Though they can cause metabolic oversupply when consumed in excess and left unused, lipids are a crucial energetic substrate that the mitochondria utilize to convert oxygen into energy to power the whole body. Medium chain triglycerides, or MCT supplements, are a great way to consume healthy fats. In general, eating a high fat, low carbohydrate diet is good for your health.
When you consume excess carbohydrates that the body does not use as energy, the energy is stored in your liver as fat. Eating healthy fats help fill you up and reduce cravings for carbohydrates that the body does not need for energy.

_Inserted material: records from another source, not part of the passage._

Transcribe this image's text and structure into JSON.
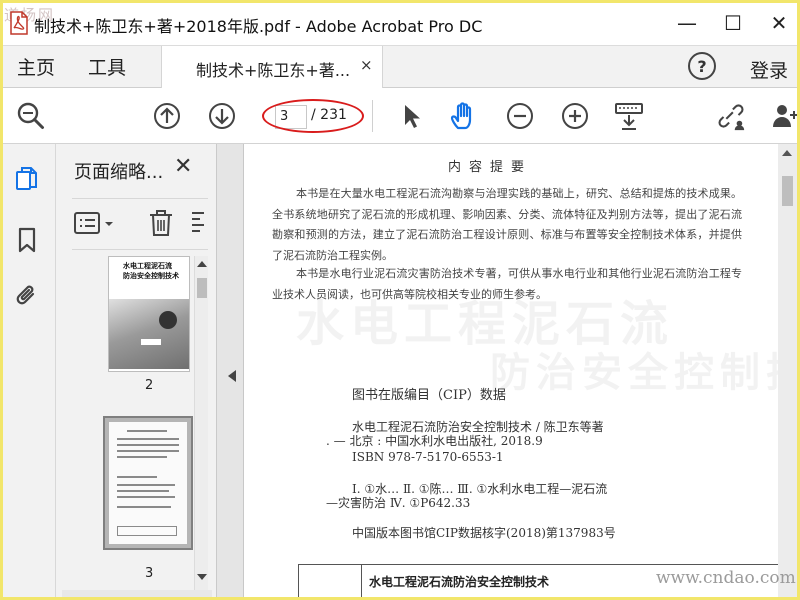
{
  "window": {
    "title": "制技术+陈卫东+著+2018年版.pdf - Adobe Acrobat Pro DC",
    "watermark": "道扬网",
    "min_glyph": "—",
    "max_glyph": "☐",
    "close_glyph": "✕"
  },
  "tabs": {
    "home": "主页",
    "tools": "工具",
    "document_tab": "制技术+陈卫东+著...",
    "document_tab_close": "×",
    "help": "?",
    "signin": "登录"
  },
  "toolbar": {
    "current_page": "3",
    "page_total": "/ 231"
  },
  "thumbnails_panel": {
    "title": "页面缩略...",
    "close": "✕",
    "thumb1_title": "水电工程泥石流\n防治安全控制技术",
    "thumb1_number": "2",
    "thumb2_number": "3"
  },
  "page": {
    "heading": "内容提要",
    "para1": "本书是在大量水电工程泥石流沟勘察与治理实践的基础上，研究、总结和提炼的技术成果。全书系统地研究了泥石流的形成机理、影响因素、分类、流体特征及判别方法等，提出了泥石流勘察和预测的方法，建立了泥石流防治工程设计原则、标准与布置等安全控制技术体系，并提供了泥石流防治工程实例。",
    "para2": "本书是水电行业泥石流灾害防治技术专著，可供从事水电行业和其他行业泥石流防治工程专业技术人员阅读，也可供高等院校相关专业的师生参考。",
    "ghost1": "水电工程泥石流",
    "ghost2": "防治安全控制技术",
    "cip_title": "图书在版编目（CIP）数据",
    "cip_line1": "水电工程泥石流防治安全控制技术 / 陈卫东等著",
    "cip_line2": ". — 北京 : 中国水利水电出版社, 2018.9",
    "cip_line3": "ISBN 978-7-5170-6553-1",
    "cip_line4": "Ⅰ. ①水… Ⅱ. ①陈… Ⅲ. ①水利水电工程—泥石流",
    "cip_line5": "—灾害防治 Ⅳ. ①P642.33",
    "cip_line6": "中国版本图书馆CIP数据核字(2018)第137983号",
    "box_title": "水电工程泥石流防治安全控制技术"
  },
  "site_watermark": "www.cndao.com",
  "colors": {
    "accent": "#1473e6",
    "annotation_oval": "#d91c1c",
    "frame": "#f2e66b"
  }
}
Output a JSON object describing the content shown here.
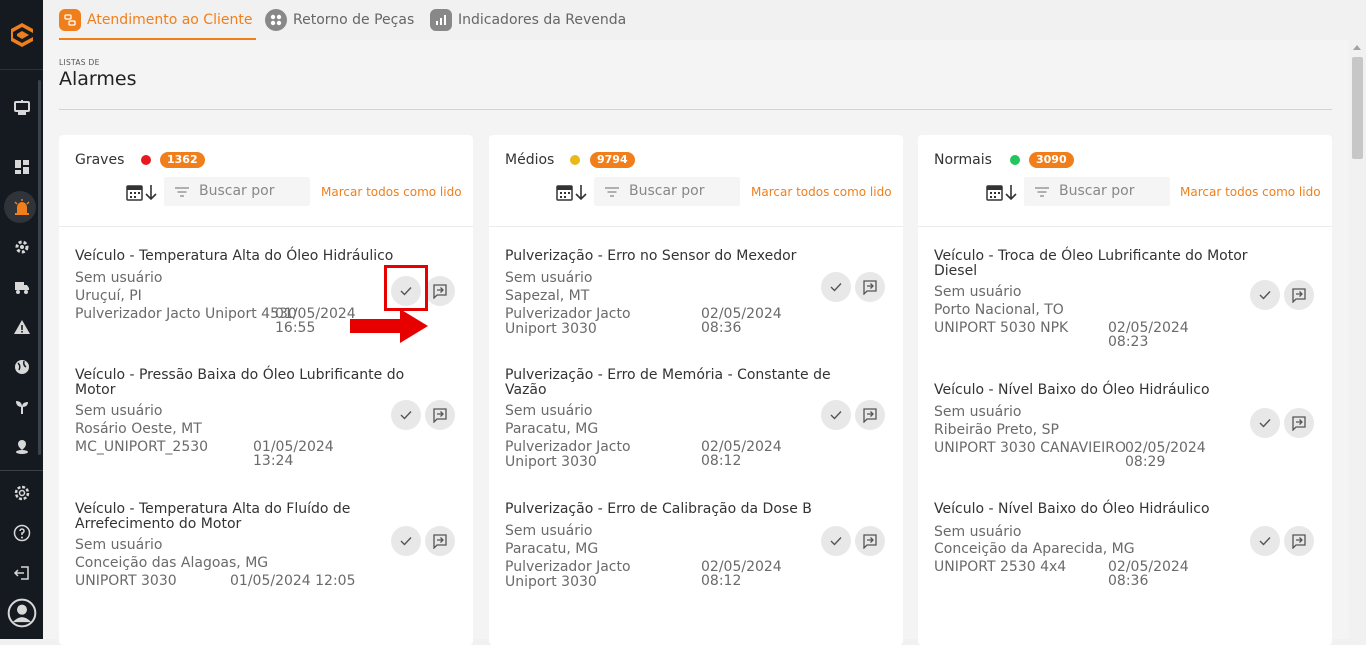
{
  "tabs": [
    {
      "label": "Atendimento ao Cliente",
      "icon": "service-icon",
      "active": true
    },
    {
      "label": "Retorno de Peças",
      "icon": "parts-icon",
      "active": false
    },
    {
      "label": "Indicadores da Revenda",
      "icon": "chart-icon",
      "active": false
    }
  ],
  "page": {
    "subtitle": "LISTAS DE",
    "title": "Alarmes"
  },
  "columns": [
    {
      "name": "Graves",
      "dot_color": "#e8191e",
      "count": "1362",
      "search_placeholder": "Buscar por",
      "mark_all": "Marcar todos como lido",
      "items": [
        {
          "title": "Veículo - Temperatura Alta do Óleo Hidráulico",
          "user": "Sem usuário",
          "location": "Uruçuí, PI",
          "equipment": "Pulverizador Jacto Uniport 4530",
          "date": "01/05/2024",
          "time": "16:55"
        },
        {
          "title": "Veículo - Pressão Baixa do Óleo Lubrificante do Motor",
          "user": "Sem usuário",
          "location": "Rosário Oeste, MT",
          "equipment": "MC_UNIPORT_2530",
          "date": "01/05/2024",
          "time": "13:24"
        },
        {
          "title": "Veículo - Temperatura Alta do Fluído de Arrefecimento do Motor",
          "user": "Sem usuário",
          "location": "Conceição das Alagoas, MG",
          "equipment": "UNIPORT 3030",
          "date": "01/05/2024 12:05",
          "time": ""
        }
      ]
    },
    {
      "name": "Médios",
      "dot_color": "#e8b91a",
      "count": "9794",
      "search_placeholder": "Buscar por",
      "mark_all": "Marcar todos como lido",
      "items": [
        {
          "title": "Pulverização - Erro no Sensor do Mexedor",
          "user": "Sem usuário",
          "location": "Sapezal, MT",
          "equipment": "Pulverizador Jacto Uniport 3030",
          "date": "02/05/2024",
          "time": "08:36"
        },
        {
          "title": "Pulverização - Erro de Memória - Constante de Vazão",
          "user": "Sem usuário",
          "location": "Paracatu, MG",
          "equipment": "Pulverizador Jacto Uniport 3030",
          "date": "02/05/2024",
          "time": "08:12"
        },
        {
          "title": "Pulverização - Erro de Calibração da Dose B",
          "user": "Sem usuário",
          "location": "Paracatu, MG",
          "equipment": "Pulverizador Jacto Uniport 3030",
          "date": "02/05/2024",
          "time": "08:12"
        }
      ]
    },
    {
      "name": "Normais",
      "dot_color": "#22c55e",
      "count": "3090",
      "search_placeholder": "Buscar por",
      "mark_all": "Marcar todos como lido",
      "items": [
        {
          "title": "Veículo - Troca de Óleo Lubrificante do Motor Diesel",
          "user": "Sem usuário",
          "location": "Porto Nacional, TO",
          "equipment": "UNIPORT 5030 NPK",
          "date": "02/05/2024",
          "time": "08:23"
        },
        {
          "title": "Veículo - Nível Baixo do Óleo Hidráulico",
          "user": "Sem usuário",
          "location": "Ribeirão Preto, SP",
          "equipment": "UNIPORT 3030 CANAVIEIRO",
          "date": "02/05/2024",
          "time": "08:29"
        },
        {
          "title": "Veículo - Nível Baixo do Óleo Hidráulico",
          "user": "Sem usuário",
          "location": "Conceição da Aparecida, MG",
          "equipment": "UNIPORT 2530 4x4",
          "date": "02/05/2024",
          "time": "08:36"
        }
      ]
    }
  ],
  "sidebar": {
    "items": [
      "logo-icon",
      "monitor-icon",
      "dashboard-icon",
      "alarm-icon",
      "settings-gear-icon",
      "truck-icon",
      "warning-icon",
      "globe-icon",
      "plant-icon",
      "map-pin-icon",
      "settings-icon",
      "help-icon",
      "logout-icon",
      "user-avatar-icon"
    ]
  },
  "accent_color": "#f07f1b"
}
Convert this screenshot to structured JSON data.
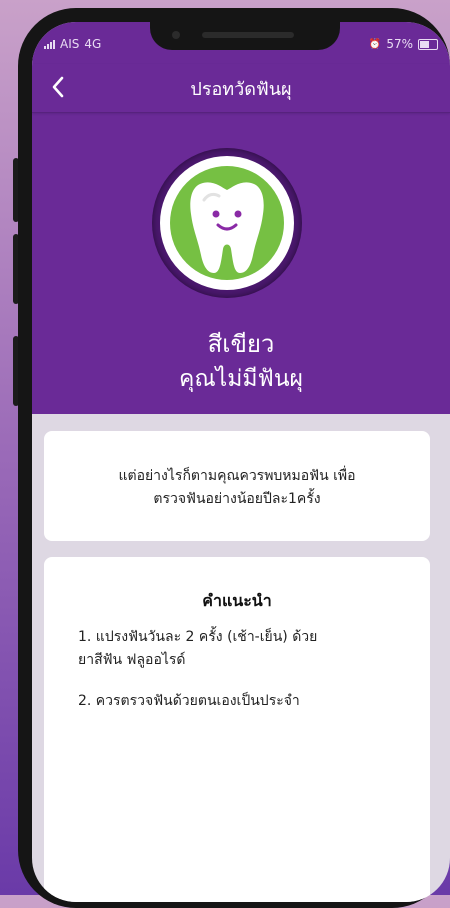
{
  "status_bar": {
    "carrier": "AIS",
    "network": "4G",
    "battery": "57%"
  },
  "header": {
    "title": "ปรอทวัดฟันผุ"
  },
  "result": {
    "color_label": "สีเขียว",
    "message": "คุณไม่มีฟันผุ",
    "indicator_color": "#76c043"
  },
  "info_card": {
    "line1": "แต่อย่างไรก็ตามคุณควรพบหมอฟัน เพื่อ",
    "line2": "ตรวจฟันอย่างน้อยปีละ1ครั้ง"
  },
  "advice_card": {
    "title": "คำแนะนำ",
    "items": [
      {
        "line1": "1. แปรงฟันวันละ 2 ครั้ง (เช้า-เย็น) ด้วย",
        "line2": "ยาสีฟัน ฟลูออไรด์"
      },
      {
        "line1": "2. ควรตรวจฟันด้วยตนเองเป็นประจำ"
      }
    ]
  },
  "colors": {
    "brand_purple": "#6a2a97",
    "screen_background": "#ded8e3",
    "card_background": "#ffffff"
  },
  "icons": {
    "back": "chevron-left-icon",
    "tooth": "smiling-tooth-icon"
  }
}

MCT is a great choice for fat intake because it is very easily digested, easily absorbed for use rather than storage, and helps regulate the metabolism. All of these things reduce the risk of metabolic oversupply and protect the mitochondria, which in turn protects you from damaging your metabolism and contributing to the development of chronic diseases.
Along with the food you eat, other lifestyle factors can influence the health and function of your mitochondria. Just as overeating and physical inactivity contribute to metabolic oversupply and damage to the mtDNA, caloric restriction and increased physical activity can help improve mitochondrial function, metabolism, and overall health.
Though most people know that exercise is healthy and that they should incorporate it into their diet, it can be hard to find the motivation or time to fit it into your schedule with the other stressors of daily life. Nootropics help provide you with energy and focus needed to feel good throughout the day, when it comes to work, home, the gym, and other aspects of your life.
Momental’s MIND and MEND nootropic supplements can help you get through your day more efficiently, and obtain a more regenerative night’s sleep. The latter is crucial to maintaining metabolic health, as people tend to crave processed carbs and other sugary, unhealthy foods when they are sleep deprived. Overconsumption of these foods contribute to metabolic oversupply and damage the mtDNA.
Chronic diseases are on the rise, and current practices clearly have not been successful at hampering their growth. Though often overlooked, focusing on the mitochondria could be key to maintaining more positive health in the present, and avoiding ailments like cancer and diabetes in the future. If you feel like you don’t have any extra time or energy in your current schedule, nootropic supplements like Momental’s MIND and MEND can help you feel better, sleep better, and have more energy throughout the day so that you can focus on your health.